The publicly funded health system, on which more than 95 percent of Malawians still depend for treatment, quickly started to fall apart.

Registered nurses began leaving in droves.

In the interest of fiscal responsibility, we (rich nations) demanded that a poor country, that was able to provide health care for all, dismantle their health care system. Why? So that they can become more like us.

Yeah, right. I wonder how much health care the money we spent on TARP could have bought in Malawi. Actually, Cash for Clunkers would probably fund health care for all of Malawi. We could have used the TARP funds to cover low-income Americans.

* I've seen it happen to other patients who were denied services that my own more generous plan paid for. One of my doctors dropped all HMO plans after the insurance company refused to pay for an operating room to remove a peach-sized goiter from another patient's neck. The insurance company employee told the doctor that goiters can be removed in the office, saving the expense of hospital operating room.

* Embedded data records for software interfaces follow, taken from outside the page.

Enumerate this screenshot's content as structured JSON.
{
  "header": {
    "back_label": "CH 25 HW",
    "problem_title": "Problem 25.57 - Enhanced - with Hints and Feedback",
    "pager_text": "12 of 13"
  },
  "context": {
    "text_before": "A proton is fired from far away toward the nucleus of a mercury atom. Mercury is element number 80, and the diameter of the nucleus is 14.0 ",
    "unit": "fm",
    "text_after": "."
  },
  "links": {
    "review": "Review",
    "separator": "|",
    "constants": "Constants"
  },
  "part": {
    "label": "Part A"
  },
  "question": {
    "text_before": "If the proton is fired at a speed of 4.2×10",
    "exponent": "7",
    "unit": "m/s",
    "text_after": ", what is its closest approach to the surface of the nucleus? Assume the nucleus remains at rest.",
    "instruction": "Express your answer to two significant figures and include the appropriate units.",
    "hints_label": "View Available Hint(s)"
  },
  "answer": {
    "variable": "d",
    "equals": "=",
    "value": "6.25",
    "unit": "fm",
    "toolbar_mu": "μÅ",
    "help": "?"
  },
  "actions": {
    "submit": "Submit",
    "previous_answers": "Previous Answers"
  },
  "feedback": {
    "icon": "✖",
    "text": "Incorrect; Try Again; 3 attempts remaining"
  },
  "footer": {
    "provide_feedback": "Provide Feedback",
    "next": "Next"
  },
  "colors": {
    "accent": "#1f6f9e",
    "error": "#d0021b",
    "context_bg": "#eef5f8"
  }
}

The doctor asked the bureaucrat where he went to medical school. ;-)

Saturday, August 01, 2009

Apron Pattern

I never have enough pockets. I am also a messy cook. I don't care if it makes me look like a retro housewife. I like to wear an apron. Whenever my one apron was in the wash, I felt the loss acutely. Now I have enough to tide me over for a week.
I made the one on the right over a decade ago. I couldn't find the pattern that I drafted back then, so I drafted a new one. If you feel inclined to make your own, click on the pattern below to print it out in higher resolution. You can size the pockets to your own taste. The original had flat pockets, but the two new ones have pleated pockets on the sides. The center pocket is not as deep as the side ones. It is sized to hold a recipe index card.
Cut the straps the width in the pattern. But add hem allowances for the apron and pocket pieces!

The aprons met with Iris' seal of approval. She asked if we could share. No way am I gonna share the animal print one.

I will have to make more and stitch tucks in the neck strap that I can release as she grows. This would be a good project to make together. If you have been looking at edges of the sewing room photos, you can see that my stash can supply quite a few aprons. ;-)

Joan pointed out that I forgot to give the measurement from top hem to bottom hem. Length will vary with the height of the wearer, but mine is 31" and I am 5'5" tall.

The apron takes slightly more than a yard of fabric.  6 napkins takes a bit less than a yard.  Why not buy 2 and make a set?  They make great gifts. 

Black and White shows me modeling one of the aprons.

I picked up an alarming amount of fabric last month at SAS Fabrics. $60 buys you a lot of fabric when they are selling it at $2.99 per yard (silks) and $2.99-$4.99 per pound for the rest of the stuff.

They had a bunch of sample cuts of cotton lawn from Caravel Fabrics. Cotton lawn weighs next to nothing so they were a steal.
There were some remnants of silk shantung for $2.99 per yard.Sample cuts of stretch cotton twill and poplin from hi-fashion fabrics and other suppliers to industry.
Ultra-soft cotton jersey sitting on top of a cotton/linen stripe I bought elsewhere.
I bought some the swiss dotted lawn in both white (not pictured) and black (2nd from bottom). The top piece is real 100% cotton seersucker. The bengaline below it is a small remnant that will make a good trim. I am disappointed with the rayon piece on the bottom. However, I am not going to complain about one dud. You have to agree, that is a whole lot of nice fabric for $60 or so.